Task: Copy out all the lines in the records that include the word "Advanced".

Listed records:

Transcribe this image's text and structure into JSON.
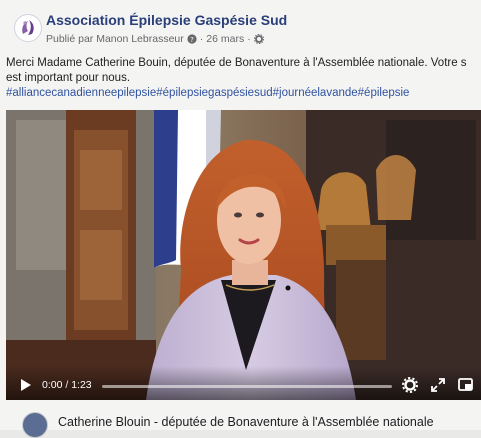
{
  "post": {
    "page_name": "Association Épilepsie Gaspésie Sud",
    "published_by": "Publié par Manon Lebrasseur",
    "date_separator": "·",
    "date": "26 mars",
    "date_separator_2": "·",
    "icons": [
      "question-circle-icon",
      "gear-icon"
    ],
    "text_line_1": "Merci Madame Catherine Bouin, députée de Bonaventure à l'Assemblée nationale. Votre s",
    "text_line_2": "est important pour nous.",
    "hashtags": "#alliancecanadienneepilepsie#épilepsiegaspésiesud#journéelavande#épilepsie"
  },
  "video": {
    "current_time": "0:00",
    "time_separator": "/",
    "duration": "1:23",
    "progress_fraction": 0.0,
    "control_icons": [
      "play-icon",
      "gear-icon",
      "expand-icon",
      "picture-in-picture-icon"
    ]
  },
  "next_post": {
    "author": "Catherine Blouin - députée de Bonaventure à l'Assemblée nationale"
  },
  "colors": {
    "page_name": "#2a3e7a",
    "hashtag": "#2f52a0",
    "background": "#f4f4f2"
  }
}
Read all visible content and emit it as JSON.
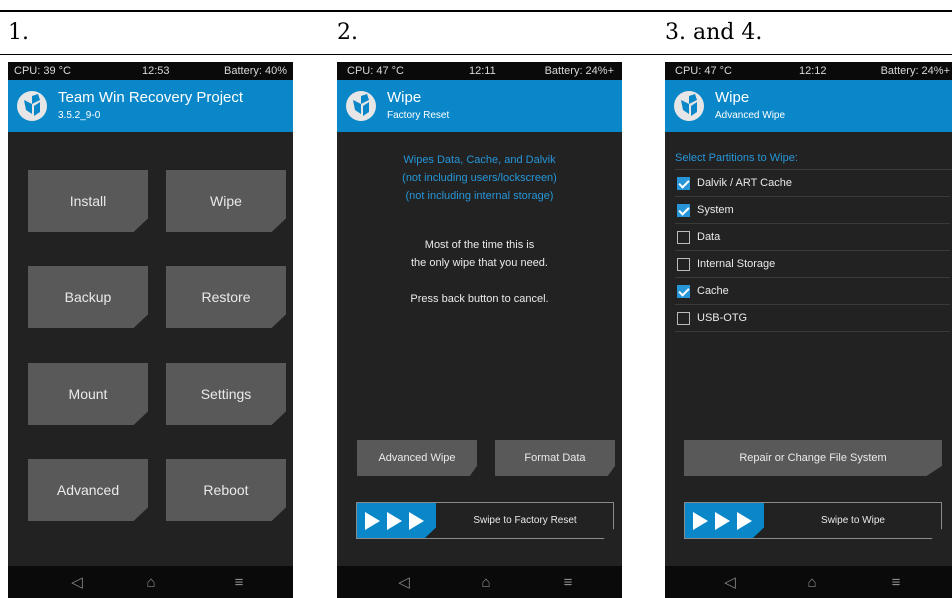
{
  "captions": {
    "step1": "1.",
    "step2": "2.",
    "step3": "3. and 4."
  },
  "colors": {
    "accent": "#0a87c8",
    "panel_bg": "#222222",
    "button": "#595959",
    "blue_text": "#2696d8"
  },
  "icons": {
    "logo": "twrp-logo-icon",
    "nav_back": "back-triangle-icon",
    "nav_home": "home-icon",
    "nav_menu": "menu-lines-icon",
    "swipe": "double-chevron-arrows-icon"
  },
  "screen1": {
    "status": {
      "cpu": "CPU: 39 °C",
      "time": "12:53",
      "battery": "Battery: 40%"
    },
    "title": "Team Win Recovery Project",
    "subtitle": "3.5.2_9-0",
    "buttons": [
      "Install",
      "Wipe",
      "Backup",
      "Restore",
      "Mount",
      "Settings",
      "Advanced",
      "Reboot"
    ]
  },
  "screen2": {
    "status": {
      "cpu": "CPU: 47 °C",
      "time": "12:11",
      "battery": "Battery: 24%+"
    },
    "title": "Wipe",
    "subtitle": "Factory Reset",
    "info_lines": [
      "Wipes Data, Cache, and Dalvik",
      "(not including users/lockscreen)",
      "(not including internal storage)"
    ],
    "note_lines": [
      "Most of the time this is",
      "the only wipe that you need."
    ],
    "cancel_text": "Press back button to cancel.",
    "advanced_wipe": "Advanced Wipe",
    "format_data": "Format Data",
    "swipe_text": "Swipe to Factory Reset"
  },
  "screen3": {
    "status": {
      "cpu": "CPU: 47 °C",
      "time": "12:12",
      "battery": "Battery: 24%+"
    },
    "title": "Wipe",
    "subtitle": "Advanced Wipe",
    "select_heading": "Select Partitions to Wipe:",
    "partitions": [
      {
        "label": "Dalvik / ART Cache",
        "checked": true
      },
      {
        "label": "System",
        "checked": true
      },
      {
        "label": "Data",
        "checked": false
      },
      {
        "label": "Internal Storage",
        "checked": false
      },
      {
        "label": "Cache",
        "checked": true
      },
      {
        "label": "USB-OTG",
        "checked": false
      }
    ],
    "repair_button": "Repair or Change File System",
    "swipe_text": "Swipe to Wipe"
  }
}
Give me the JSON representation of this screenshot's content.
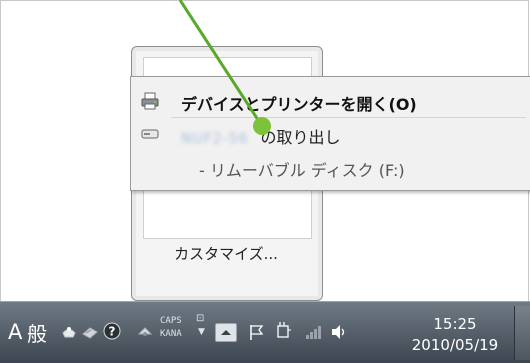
{
  "tray_panel": {
    "customize_label": "カスタマイズ..."
  },
  "context_menu": {
    "items": [
      {
        "label": "デバイスとプリンターを開く(O)",
        "icon": "printer-icon"
      },
      {
        "label_suffix": "の取り出し",
        "device_name": "NUF2-56",
        "icon": "usb-drive-icon"
      },
      {
        "label": "- リムーバブル ディスク (F:)"
      }
    ]
  },
  "taskbar": {
    "ime_mode": "A",
    "ime_kanji": "般",
    "caps_text": "CAPS",
    "kana_text": "KANA",
    "time": "15:25",
    "date": "2010/05/19"
  },
  "colors": {
    "annotation": "#7cc33a",
    "annotation_line": "#5aa82a",
    "taskbar_top": "#707a84",
    "taskbar_bottom": "#3d4650",
    "menu_bg": "#f1f1f1"
  }
}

Solution to this exercise:
      "Advanced",
    "advanced_wipe": "Advanced Wipe",
    "subtitle": "Advanced Wipe",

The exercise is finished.